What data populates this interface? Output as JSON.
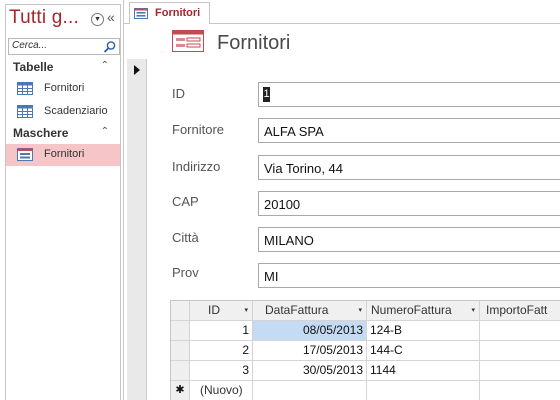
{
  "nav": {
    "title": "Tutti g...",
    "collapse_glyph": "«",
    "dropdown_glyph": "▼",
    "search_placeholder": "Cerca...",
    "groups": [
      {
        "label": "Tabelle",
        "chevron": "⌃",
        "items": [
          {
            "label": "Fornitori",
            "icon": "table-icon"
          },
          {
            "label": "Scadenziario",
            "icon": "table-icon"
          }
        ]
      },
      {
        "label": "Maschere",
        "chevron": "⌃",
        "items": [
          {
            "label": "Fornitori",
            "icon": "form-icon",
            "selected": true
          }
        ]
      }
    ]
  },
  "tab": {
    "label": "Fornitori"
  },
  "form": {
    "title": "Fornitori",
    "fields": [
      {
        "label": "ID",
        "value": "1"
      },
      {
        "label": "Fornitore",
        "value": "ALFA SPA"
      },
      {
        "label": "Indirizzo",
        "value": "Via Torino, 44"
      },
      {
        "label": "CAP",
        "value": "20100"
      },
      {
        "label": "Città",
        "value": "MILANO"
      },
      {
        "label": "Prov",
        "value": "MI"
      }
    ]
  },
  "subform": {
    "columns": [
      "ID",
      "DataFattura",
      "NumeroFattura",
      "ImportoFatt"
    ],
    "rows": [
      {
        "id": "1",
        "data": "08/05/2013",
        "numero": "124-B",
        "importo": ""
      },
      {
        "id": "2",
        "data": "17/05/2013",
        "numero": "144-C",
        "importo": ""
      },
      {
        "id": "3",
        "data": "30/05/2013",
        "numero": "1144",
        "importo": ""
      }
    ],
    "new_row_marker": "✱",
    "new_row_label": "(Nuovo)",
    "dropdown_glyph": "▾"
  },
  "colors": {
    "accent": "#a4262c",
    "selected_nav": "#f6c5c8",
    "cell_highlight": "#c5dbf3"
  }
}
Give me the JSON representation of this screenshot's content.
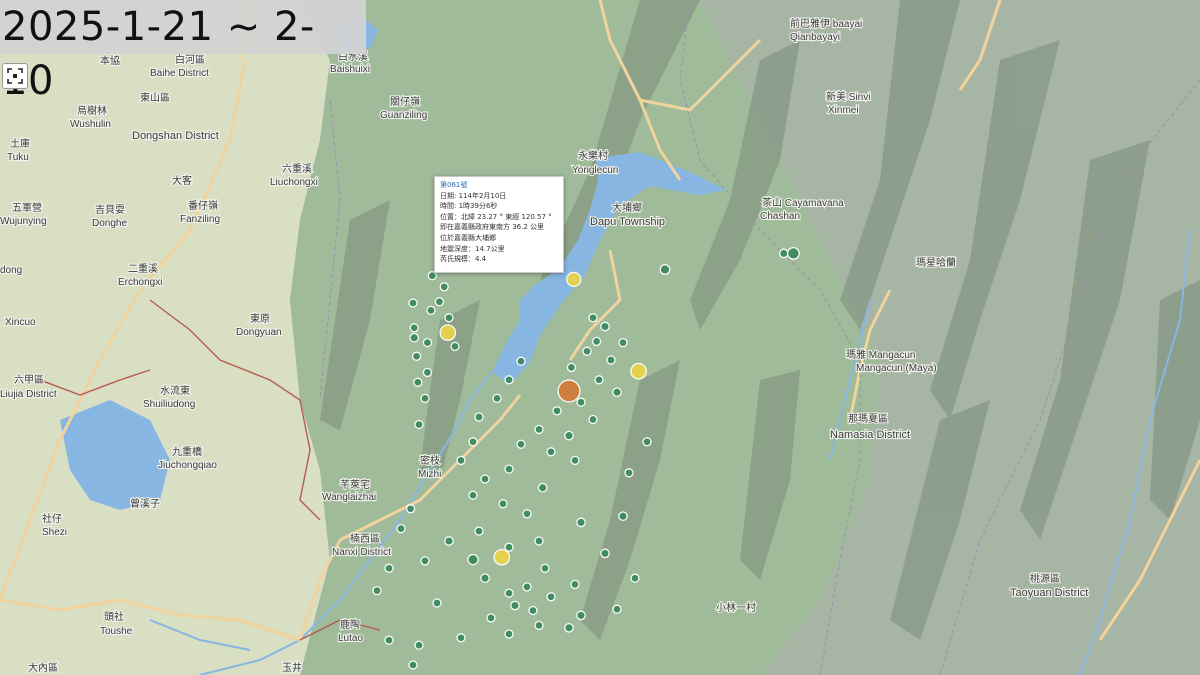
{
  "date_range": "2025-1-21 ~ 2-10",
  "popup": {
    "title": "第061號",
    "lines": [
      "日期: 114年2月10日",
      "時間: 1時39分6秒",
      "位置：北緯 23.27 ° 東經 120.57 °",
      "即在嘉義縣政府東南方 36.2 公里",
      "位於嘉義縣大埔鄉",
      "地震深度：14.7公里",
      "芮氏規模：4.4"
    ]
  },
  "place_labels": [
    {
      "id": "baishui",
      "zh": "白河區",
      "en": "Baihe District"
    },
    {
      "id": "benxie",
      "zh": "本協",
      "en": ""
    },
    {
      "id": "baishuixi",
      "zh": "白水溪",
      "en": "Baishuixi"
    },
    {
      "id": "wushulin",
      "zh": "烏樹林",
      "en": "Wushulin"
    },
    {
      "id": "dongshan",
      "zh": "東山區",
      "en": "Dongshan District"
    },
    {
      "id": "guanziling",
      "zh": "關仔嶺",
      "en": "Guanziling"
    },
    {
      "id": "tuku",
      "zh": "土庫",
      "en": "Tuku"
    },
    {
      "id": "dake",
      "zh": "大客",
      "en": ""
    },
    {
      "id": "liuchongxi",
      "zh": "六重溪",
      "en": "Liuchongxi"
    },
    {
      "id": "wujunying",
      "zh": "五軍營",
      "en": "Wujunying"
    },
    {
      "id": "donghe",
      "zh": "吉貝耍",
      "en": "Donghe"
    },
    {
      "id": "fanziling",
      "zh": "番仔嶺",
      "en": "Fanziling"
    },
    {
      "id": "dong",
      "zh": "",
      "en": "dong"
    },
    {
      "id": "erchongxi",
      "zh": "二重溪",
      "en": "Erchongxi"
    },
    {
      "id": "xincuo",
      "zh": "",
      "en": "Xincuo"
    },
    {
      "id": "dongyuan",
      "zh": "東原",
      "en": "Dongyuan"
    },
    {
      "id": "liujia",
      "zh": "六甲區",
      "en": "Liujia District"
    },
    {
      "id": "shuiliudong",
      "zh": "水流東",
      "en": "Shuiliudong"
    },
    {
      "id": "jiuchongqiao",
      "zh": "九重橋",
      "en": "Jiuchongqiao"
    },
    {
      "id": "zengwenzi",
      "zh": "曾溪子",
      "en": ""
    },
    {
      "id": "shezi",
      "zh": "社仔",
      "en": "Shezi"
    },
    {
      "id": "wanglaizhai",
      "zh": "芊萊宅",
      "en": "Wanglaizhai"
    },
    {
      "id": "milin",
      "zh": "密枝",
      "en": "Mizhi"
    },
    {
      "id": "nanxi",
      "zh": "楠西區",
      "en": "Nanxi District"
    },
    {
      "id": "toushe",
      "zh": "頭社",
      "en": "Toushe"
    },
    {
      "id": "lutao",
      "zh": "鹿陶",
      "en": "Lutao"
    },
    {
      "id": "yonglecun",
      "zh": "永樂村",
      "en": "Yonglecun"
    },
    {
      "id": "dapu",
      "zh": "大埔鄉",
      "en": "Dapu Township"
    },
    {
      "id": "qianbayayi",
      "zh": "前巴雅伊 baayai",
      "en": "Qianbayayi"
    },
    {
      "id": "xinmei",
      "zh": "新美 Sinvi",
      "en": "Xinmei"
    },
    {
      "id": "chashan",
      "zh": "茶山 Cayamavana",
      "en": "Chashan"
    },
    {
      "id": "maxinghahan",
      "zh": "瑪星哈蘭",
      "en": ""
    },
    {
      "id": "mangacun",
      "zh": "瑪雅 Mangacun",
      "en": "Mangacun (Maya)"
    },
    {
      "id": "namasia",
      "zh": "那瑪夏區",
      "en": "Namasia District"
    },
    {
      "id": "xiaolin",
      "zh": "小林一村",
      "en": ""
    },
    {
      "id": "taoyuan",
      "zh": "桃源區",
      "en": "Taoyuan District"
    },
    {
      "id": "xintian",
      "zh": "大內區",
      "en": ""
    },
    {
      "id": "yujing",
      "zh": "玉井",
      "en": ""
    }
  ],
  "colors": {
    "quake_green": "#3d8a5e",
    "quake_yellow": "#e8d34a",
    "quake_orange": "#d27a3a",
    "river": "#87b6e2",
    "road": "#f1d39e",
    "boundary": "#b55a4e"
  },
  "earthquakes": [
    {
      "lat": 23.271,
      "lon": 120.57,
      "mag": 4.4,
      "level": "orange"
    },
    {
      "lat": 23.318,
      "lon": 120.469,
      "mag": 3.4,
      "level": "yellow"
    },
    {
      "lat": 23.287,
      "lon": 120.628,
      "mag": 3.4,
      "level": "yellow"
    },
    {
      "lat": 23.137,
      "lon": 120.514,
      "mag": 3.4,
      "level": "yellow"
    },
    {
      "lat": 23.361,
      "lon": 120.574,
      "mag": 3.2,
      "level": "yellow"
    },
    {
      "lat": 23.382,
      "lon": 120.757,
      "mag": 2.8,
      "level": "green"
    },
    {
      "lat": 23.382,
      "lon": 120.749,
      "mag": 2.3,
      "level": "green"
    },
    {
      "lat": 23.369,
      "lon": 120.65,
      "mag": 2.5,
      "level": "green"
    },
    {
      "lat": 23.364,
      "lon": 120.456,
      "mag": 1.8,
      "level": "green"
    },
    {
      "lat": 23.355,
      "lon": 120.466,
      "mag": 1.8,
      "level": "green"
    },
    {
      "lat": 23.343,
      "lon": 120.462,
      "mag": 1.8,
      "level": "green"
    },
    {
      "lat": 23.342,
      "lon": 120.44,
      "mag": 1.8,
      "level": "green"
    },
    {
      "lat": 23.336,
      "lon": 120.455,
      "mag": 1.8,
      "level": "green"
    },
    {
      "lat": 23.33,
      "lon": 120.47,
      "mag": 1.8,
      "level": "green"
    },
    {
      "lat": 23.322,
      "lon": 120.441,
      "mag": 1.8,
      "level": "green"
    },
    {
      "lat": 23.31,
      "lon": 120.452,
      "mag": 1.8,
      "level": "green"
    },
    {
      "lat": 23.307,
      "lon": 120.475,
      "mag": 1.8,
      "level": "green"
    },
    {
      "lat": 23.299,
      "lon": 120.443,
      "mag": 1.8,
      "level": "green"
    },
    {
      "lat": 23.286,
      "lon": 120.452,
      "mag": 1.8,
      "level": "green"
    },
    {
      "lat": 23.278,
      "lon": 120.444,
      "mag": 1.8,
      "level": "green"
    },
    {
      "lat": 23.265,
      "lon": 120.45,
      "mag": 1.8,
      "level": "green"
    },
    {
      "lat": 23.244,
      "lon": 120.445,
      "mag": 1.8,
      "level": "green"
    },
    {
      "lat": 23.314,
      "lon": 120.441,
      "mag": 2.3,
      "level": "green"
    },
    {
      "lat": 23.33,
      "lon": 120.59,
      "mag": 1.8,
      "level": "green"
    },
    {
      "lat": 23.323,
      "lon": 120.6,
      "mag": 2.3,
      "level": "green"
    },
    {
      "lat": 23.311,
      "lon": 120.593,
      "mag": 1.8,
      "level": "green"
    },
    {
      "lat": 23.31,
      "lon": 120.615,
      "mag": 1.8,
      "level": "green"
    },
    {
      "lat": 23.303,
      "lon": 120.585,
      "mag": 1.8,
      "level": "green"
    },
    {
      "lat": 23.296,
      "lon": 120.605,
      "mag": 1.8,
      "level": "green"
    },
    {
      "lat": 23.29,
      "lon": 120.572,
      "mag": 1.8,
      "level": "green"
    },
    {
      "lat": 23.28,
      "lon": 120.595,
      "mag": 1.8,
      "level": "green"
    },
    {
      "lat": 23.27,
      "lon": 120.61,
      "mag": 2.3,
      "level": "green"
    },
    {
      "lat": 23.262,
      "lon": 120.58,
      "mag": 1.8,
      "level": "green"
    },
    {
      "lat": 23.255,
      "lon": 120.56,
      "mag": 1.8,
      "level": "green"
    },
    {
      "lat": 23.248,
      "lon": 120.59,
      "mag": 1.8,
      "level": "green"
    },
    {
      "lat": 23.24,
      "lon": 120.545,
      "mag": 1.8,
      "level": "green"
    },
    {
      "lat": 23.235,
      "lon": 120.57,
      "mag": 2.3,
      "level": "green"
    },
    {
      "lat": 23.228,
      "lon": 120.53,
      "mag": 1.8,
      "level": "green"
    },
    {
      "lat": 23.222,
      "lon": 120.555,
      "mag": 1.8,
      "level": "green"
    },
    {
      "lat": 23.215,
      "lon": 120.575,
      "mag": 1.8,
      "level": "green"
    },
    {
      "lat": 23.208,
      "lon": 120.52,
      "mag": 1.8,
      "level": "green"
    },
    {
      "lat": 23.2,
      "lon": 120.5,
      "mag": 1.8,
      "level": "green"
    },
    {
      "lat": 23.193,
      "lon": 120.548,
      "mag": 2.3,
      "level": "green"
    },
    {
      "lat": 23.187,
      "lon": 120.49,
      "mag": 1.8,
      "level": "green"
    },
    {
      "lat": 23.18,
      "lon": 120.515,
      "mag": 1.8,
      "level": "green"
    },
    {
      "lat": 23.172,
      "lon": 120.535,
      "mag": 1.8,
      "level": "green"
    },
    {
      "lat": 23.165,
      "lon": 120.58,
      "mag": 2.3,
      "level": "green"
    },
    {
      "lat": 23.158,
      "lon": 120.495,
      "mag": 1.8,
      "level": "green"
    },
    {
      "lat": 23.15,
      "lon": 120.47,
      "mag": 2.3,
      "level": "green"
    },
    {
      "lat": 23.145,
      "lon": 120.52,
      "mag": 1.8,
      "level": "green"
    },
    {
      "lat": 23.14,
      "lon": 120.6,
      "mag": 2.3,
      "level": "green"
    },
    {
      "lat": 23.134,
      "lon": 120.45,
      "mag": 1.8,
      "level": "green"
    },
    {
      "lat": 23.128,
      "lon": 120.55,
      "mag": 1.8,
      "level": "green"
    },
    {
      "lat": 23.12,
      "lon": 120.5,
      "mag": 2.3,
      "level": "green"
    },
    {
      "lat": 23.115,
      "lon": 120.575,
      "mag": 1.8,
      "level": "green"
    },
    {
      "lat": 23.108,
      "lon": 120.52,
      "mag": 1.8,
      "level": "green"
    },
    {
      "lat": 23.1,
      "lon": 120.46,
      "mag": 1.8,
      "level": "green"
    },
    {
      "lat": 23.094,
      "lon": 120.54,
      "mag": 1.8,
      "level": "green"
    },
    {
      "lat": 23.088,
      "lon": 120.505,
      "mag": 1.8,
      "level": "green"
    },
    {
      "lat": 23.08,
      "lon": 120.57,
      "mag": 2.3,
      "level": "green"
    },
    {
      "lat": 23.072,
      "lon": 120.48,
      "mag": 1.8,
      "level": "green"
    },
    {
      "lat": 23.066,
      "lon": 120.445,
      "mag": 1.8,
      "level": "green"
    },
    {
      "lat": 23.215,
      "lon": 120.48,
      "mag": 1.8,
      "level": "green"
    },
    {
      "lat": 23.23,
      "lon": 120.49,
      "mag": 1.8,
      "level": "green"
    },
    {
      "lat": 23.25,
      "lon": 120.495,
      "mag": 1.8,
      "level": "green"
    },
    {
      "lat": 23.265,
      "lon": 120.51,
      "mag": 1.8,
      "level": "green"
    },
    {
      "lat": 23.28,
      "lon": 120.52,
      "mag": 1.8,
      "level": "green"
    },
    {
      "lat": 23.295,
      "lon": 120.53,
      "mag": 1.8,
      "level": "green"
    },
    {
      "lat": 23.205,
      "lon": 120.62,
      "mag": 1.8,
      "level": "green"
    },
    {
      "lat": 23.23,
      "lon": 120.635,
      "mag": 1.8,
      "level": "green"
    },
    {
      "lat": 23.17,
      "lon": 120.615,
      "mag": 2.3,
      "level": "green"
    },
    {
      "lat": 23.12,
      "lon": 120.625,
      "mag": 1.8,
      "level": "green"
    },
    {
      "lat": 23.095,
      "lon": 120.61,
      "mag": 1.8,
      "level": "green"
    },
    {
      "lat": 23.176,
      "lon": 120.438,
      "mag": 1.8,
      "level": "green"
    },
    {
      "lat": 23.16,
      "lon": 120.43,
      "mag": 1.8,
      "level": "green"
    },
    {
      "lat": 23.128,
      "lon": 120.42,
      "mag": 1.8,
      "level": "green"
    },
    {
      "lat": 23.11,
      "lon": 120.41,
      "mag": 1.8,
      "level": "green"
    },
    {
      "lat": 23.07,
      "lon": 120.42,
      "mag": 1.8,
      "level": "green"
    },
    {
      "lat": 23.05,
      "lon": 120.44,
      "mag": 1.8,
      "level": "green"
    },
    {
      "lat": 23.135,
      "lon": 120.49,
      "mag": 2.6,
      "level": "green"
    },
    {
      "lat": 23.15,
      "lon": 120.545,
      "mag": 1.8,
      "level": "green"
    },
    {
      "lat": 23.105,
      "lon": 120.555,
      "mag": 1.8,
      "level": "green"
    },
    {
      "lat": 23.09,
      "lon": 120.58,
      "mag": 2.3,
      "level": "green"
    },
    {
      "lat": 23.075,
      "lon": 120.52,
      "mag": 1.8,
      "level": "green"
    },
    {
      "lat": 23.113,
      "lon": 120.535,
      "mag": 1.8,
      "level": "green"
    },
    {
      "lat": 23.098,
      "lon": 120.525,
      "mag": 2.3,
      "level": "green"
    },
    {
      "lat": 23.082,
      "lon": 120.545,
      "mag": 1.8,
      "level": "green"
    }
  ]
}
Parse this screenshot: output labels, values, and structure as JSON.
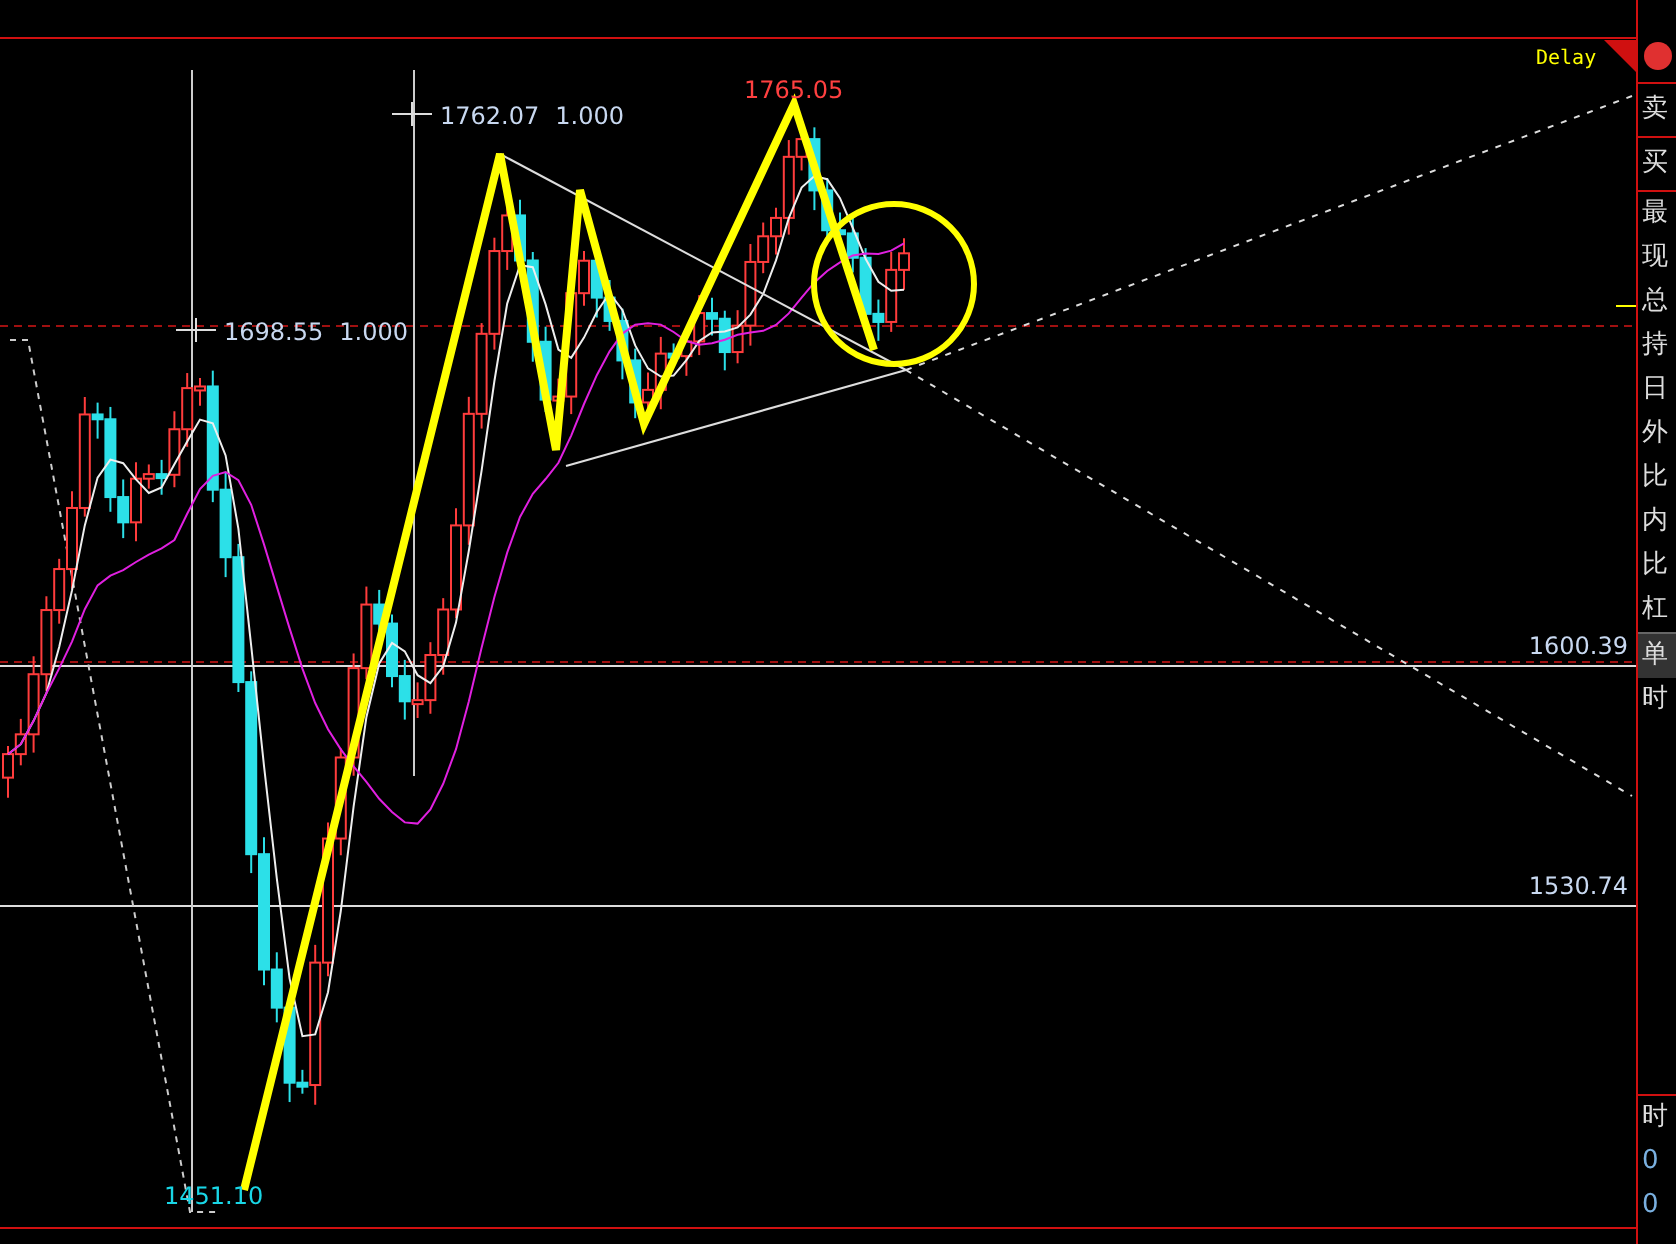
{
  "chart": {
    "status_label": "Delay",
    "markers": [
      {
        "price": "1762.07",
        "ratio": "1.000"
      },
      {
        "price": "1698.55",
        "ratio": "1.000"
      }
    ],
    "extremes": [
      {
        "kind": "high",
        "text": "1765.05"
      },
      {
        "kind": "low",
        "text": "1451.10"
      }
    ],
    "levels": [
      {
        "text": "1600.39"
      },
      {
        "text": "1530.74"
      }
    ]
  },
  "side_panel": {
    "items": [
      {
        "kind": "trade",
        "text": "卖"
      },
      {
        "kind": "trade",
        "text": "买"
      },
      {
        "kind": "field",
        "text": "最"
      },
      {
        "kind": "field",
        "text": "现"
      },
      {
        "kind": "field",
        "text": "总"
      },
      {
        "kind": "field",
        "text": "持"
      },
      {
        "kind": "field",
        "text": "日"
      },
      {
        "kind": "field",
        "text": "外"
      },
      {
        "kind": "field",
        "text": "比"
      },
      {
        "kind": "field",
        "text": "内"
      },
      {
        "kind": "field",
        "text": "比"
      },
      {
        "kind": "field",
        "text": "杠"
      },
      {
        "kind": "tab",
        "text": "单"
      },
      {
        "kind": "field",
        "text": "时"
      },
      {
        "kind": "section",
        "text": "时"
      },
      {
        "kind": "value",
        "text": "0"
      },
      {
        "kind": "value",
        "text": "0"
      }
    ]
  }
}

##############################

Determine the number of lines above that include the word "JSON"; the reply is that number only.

3